One operator (ACMA) performed all the measurements and repeated them in 30% of the sample at least 1 month later. The intraexaminer error was assessed using the intraclass correlation coefficient.

Statistical analysis (primary and secondary outcomes, subgroup analyses)

Kolmogorov-Smirnov tests were used to verify normal distribution of variables. Considering that the variables showed normal distribution, parametric tests were used. Intergroup comparisons for initial age were performed with t tests. A chi-square test was used for intergroup comparison regarding sex ratio. Intergroup comparisons of T1-T2 changes were performed using multiple linear regression analysis. The independent variables were both treatment and the starting forms to adjust the comparisons to possible differences at T1. Results were regarded significant at P < 0.05. Bonferroni correction for multiple tests (tests performed on a set of 12 measurements) was applied. Differential expansion assessment was performed, comparing the difference between c-c and 6-6 width change in both groups using t tests. Associated 95% confidence intervals were calculated. All statistical tests were conducted with SPSS Statistics for Windows, version 25.0 (IBM, Armonk, NY).

Results

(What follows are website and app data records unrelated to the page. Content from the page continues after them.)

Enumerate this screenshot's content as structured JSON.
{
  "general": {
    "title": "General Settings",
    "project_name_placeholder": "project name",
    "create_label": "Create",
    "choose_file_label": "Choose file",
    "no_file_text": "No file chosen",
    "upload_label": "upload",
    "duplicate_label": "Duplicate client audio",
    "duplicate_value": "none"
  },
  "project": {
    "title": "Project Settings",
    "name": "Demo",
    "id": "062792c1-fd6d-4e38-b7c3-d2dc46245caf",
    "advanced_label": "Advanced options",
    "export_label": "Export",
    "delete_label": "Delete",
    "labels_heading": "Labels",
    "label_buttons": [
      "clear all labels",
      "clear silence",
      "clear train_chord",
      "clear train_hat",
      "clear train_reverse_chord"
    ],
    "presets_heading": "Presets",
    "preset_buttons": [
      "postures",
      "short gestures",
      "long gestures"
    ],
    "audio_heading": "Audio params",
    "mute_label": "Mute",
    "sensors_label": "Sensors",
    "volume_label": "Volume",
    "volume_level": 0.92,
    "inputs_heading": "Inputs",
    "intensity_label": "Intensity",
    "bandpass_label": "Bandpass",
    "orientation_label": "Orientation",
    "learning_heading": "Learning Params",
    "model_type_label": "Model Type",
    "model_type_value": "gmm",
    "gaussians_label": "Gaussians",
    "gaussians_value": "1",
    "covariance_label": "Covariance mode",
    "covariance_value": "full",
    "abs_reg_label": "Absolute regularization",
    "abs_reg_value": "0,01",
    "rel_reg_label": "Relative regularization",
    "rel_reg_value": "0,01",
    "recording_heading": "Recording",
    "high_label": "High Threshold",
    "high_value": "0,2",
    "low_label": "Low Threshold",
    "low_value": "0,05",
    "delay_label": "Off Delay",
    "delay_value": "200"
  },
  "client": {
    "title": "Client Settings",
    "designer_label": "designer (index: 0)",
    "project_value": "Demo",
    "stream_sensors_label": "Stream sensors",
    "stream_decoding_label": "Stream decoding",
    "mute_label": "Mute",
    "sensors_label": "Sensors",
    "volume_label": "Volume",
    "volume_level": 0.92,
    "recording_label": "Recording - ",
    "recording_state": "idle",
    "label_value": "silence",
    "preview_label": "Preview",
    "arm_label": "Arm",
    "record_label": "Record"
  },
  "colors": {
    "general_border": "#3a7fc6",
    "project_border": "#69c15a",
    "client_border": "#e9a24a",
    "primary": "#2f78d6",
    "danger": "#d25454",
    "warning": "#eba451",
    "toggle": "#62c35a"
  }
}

One hundred sixty-one participants were recruited from May to November 2015; 105 patients (65.21%) were excluded because they did not meet the eligibility criteria. Fifty-six patients were randomized in a 1:1 ratio to the study groups (experimental group, 28; comparison group, 28). The trial ended when the sample size allowed a dropout rate of approximately 30%. Figure 7 shows the participants’ flow chart with reasons of losses and exclusions before and after randomization.

Fig 7
Consolidated Standards of Reporting Trials diagram showing patient flow during the trial.

Baseline data

Baseline characteristics were similar in both groups ( Tables I and II ).

Jan 7, 2020 | Posted by in Orthodontics | Comments Off on Maxillary expander with differential opening vs Hyrax expander: A randomized clinical trial
Premium Wordpress Themes by UFO Themes